**** Stored data
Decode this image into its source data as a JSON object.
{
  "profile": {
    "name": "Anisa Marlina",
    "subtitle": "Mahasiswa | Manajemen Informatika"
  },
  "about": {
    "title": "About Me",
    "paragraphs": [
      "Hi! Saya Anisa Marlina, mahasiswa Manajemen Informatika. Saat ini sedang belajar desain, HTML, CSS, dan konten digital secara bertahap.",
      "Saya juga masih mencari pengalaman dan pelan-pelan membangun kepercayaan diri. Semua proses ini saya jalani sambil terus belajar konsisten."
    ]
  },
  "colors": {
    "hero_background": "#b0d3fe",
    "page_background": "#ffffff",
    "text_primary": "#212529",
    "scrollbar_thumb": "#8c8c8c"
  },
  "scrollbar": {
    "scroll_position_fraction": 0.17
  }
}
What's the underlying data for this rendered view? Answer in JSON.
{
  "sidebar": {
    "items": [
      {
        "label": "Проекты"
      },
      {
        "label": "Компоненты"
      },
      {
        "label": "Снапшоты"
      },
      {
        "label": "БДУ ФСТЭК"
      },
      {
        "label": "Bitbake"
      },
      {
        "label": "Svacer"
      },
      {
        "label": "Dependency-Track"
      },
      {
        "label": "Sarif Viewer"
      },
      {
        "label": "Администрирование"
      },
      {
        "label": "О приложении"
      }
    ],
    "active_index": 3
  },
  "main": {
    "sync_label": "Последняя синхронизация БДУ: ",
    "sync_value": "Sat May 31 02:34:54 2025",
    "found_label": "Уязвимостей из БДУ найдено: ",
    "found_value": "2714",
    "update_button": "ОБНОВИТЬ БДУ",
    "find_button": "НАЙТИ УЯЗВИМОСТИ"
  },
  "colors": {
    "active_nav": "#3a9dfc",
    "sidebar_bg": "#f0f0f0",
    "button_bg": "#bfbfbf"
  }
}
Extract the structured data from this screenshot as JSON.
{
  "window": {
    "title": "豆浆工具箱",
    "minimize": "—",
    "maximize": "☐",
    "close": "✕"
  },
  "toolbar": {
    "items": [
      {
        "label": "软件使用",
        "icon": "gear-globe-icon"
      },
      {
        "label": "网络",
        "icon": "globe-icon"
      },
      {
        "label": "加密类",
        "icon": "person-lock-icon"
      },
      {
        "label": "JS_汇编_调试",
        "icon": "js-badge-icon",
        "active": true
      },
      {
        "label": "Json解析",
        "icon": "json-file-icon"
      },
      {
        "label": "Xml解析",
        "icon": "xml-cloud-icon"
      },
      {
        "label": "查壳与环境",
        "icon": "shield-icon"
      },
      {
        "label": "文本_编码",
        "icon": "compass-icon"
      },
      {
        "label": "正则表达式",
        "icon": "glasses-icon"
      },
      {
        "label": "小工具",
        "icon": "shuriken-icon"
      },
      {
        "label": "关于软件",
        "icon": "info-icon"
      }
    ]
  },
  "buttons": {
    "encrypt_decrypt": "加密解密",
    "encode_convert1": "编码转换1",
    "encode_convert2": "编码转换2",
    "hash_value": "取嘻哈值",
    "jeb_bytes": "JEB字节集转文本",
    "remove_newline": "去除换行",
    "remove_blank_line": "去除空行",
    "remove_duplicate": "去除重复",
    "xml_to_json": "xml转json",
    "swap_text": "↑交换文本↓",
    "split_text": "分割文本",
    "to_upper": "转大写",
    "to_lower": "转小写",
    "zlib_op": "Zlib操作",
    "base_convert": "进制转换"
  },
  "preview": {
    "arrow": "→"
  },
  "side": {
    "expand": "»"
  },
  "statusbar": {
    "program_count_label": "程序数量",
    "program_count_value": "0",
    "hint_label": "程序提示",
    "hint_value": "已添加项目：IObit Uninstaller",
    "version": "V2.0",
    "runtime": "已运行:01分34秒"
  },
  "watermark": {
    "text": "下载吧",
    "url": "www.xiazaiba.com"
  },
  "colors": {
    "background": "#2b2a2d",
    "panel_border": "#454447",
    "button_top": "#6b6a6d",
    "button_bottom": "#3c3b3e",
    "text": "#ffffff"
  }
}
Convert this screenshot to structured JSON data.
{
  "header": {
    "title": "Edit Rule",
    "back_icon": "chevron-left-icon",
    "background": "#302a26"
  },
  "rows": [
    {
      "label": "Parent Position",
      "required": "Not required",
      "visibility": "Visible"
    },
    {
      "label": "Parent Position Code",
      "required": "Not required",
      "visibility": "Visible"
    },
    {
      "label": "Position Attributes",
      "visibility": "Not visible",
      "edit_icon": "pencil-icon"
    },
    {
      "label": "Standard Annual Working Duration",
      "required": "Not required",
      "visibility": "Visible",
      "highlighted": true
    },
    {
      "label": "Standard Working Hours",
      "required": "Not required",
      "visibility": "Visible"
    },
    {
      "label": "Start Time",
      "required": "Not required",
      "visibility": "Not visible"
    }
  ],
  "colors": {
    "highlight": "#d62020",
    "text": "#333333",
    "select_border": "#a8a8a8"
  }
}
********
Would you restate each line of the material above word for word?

Decode this image into its source data as a JSON object.
{
  "profile": {
    "name": "Anisa Marlina",
    "subtitle": "Mahasiswa | Manajemen Informatika"
  },
  "about": {
    "title": "About Me",
    "paragraphs": [
      "Hi! Saya Anisa Marlina, mahasiswa Manajemen Informatika. Saat ini sedang belajar desain, HTML, CSS, dan konten digital secara bertahap.",
      "Saya juga masih mencari pengalaman dan pelan-pelan membangun kepercayaan diri. Semua proses ini saya jalani sambil terus belajar konsisten."
    ]
  },
  "colors": {
    "hero_background": "#b0d3fe",
    "page_background": "#ffffff",
    "text_primary": "#212529",
    "scrollbar_thumb": "#8c8c8c"
  },
  "scrollbar": {
    "scroll_position_fraction": 0.17
  }
}
What's the underlying data for this rendered view? Answer in JSON.
{
  "sidebar": {
    "items": [
      {
        "label": "Проекты"
      },
      {
        "label": "Компоненты"
      },
      {
        "label": "Снапшоты"
      },
      {
        "label": "БДУ ФСТЭК"
      },
      {
        "label": "Bitbake"
      },
      {
        "label": "Svacer"
      },
      {
        "label": "Dependency-Track"
      },
      {
        "label": "Sarif Viewer"
      },
      {
        "label": "Администрирование"
      },
      {
        "label": "О приложении"
      }
    ],
    "active_index": 3
  },
  "main": {
    "sync_label": "Последняя синхронизация БДУ: ",
    "sync_value": "Sat May 31 02:34:54 2025",
    "found_label": "Уязвимостей из БДУ найдено: ",
    "found_value": "2714",
    "update_button": "ОБНОВИТЬ БДУ",
    "find_button": "НАЙТИ УЯЗВИМОСТИ"
  },
  "colors": {
    "active_nav": "#3a9dfc",
    "sidebar_bg": "#f0f0f0",
    "button_bg": "#bfbfbf"
  }
}
Extract the structured data from this screenshot as JSON.
{
  "window": {
    "title": "豆浆工具箱",
    "minimize": "—",
    "maximize": "☐",
    "close": "✕"
  },
  "toolbar": {
    "items": [
      {
        "label": "软件使用",
        "icon": "gear-globe-icon"
      },
      {
        "label": "网络",
        "icon": "globe-icon"
      },
      {
        "label": "加密类",
        "icon": "person-lock-icon"
      },
      {
        "label": "JS_汇编_调试",
        "icon": "js-badge-icon",
        "active": true
      },
      {
        "label": "Json解析",
        "icon": "json-file-icon"
      },
      {
        "label": "Xml解析",
        "icon": "xml-cloud-icon"
      },
      {
        "label": "查壳与环境",
        "icon": "shield-icon"
      },
      {
        "label": "文本_编码",
        "icon": "compass-icon"
      },
      {
        "label": "正则表达式",
        "icon": "glasses-icon"
      },
      {
        "label": "小工具",
        "icon": "shuriken-icon"
      },
      {
        "label": "关于软件",
        "icon": "info-icon"
      }
    ]
  },
  "buttons": {
    "encrypt_decrypt": "加密解密",
    "encode_convert1": "编码转换1",
    "encode_convert2": "编码转换2",
    "hash_value": "取嘻哈值",
    "jeb_bytes": "JEB字节集转文本",
    "remove_newline": "去除换行",
    "remove_blank_line": "去除空行",
    "remove_duplicate": "去除重复",
    "xml_to_json": "xml转json",
    "swap_text": "↑交换文本↓",
    "split_text": "分割文本",
    "to_upper": "转大写",
    "to_lower": "转小写",
    "zlib_op": "Zlib操作",
    "base_convert": "进制转换"
  },
  "preview": {
    "arrow": "→"
  },
  "side": {
    "expand": "»"
  },
  "statusbar": {
    "program_count_label": "程序数量",
    "program_count_value": "0",
    "hint_label": "程序提示",
    "hint_value": "已添加项目：IObit Uninstaller",
    "version": "V2.0",
    "runtime": "已运行:01分34秒"
  },
  "watermark": {
    "text": "下载吧",
    "url": "www.xiazaiba.com"
  },
  "colors": {
    "background": "#2b2a2d",
    "panel_border": "#454447",
    "button_top": "#6b6a6d",
    "button_bottom": "#3c3b3e",
    "text": "#ffffff"
  }
}
Convert this screenshot to structured JSON data.
{
  "header": {
    "title": "Edit Rule",
    "back_icon": "chevron-left-icon",
    "background": "#302a26"
  },
  "rows": [
    {
      "label": "Parent Position",
      "required": "Not required",
      "visibility": "Visible"
    },
    {
      "label": "Parent Position Code",
      "required": "Not required",
      "visibility": "Visible"
    },
    {
      "label": "Position Attributes",
      "visibility": "Not visible",
      "edit_icon": "pencil-icon"
    },
    {
      "label": "Standard Annual Working Duration",
      "required": "Not required",
      "visibility": "Visible",
      "highlighted": true
    },
    {
      "label": "Standard Working Hours",
      "required": "Not required",
      "visibility": "Visible"
    },
    {
      "label": "Start Time",
      "required": "Not required",
      "visibility": "Not visible"
    }
  ],
  "colors": {
    "highlight": "#d62020",
    "text": "#333333",
    "select_border": "#a8a8a8"
  }
}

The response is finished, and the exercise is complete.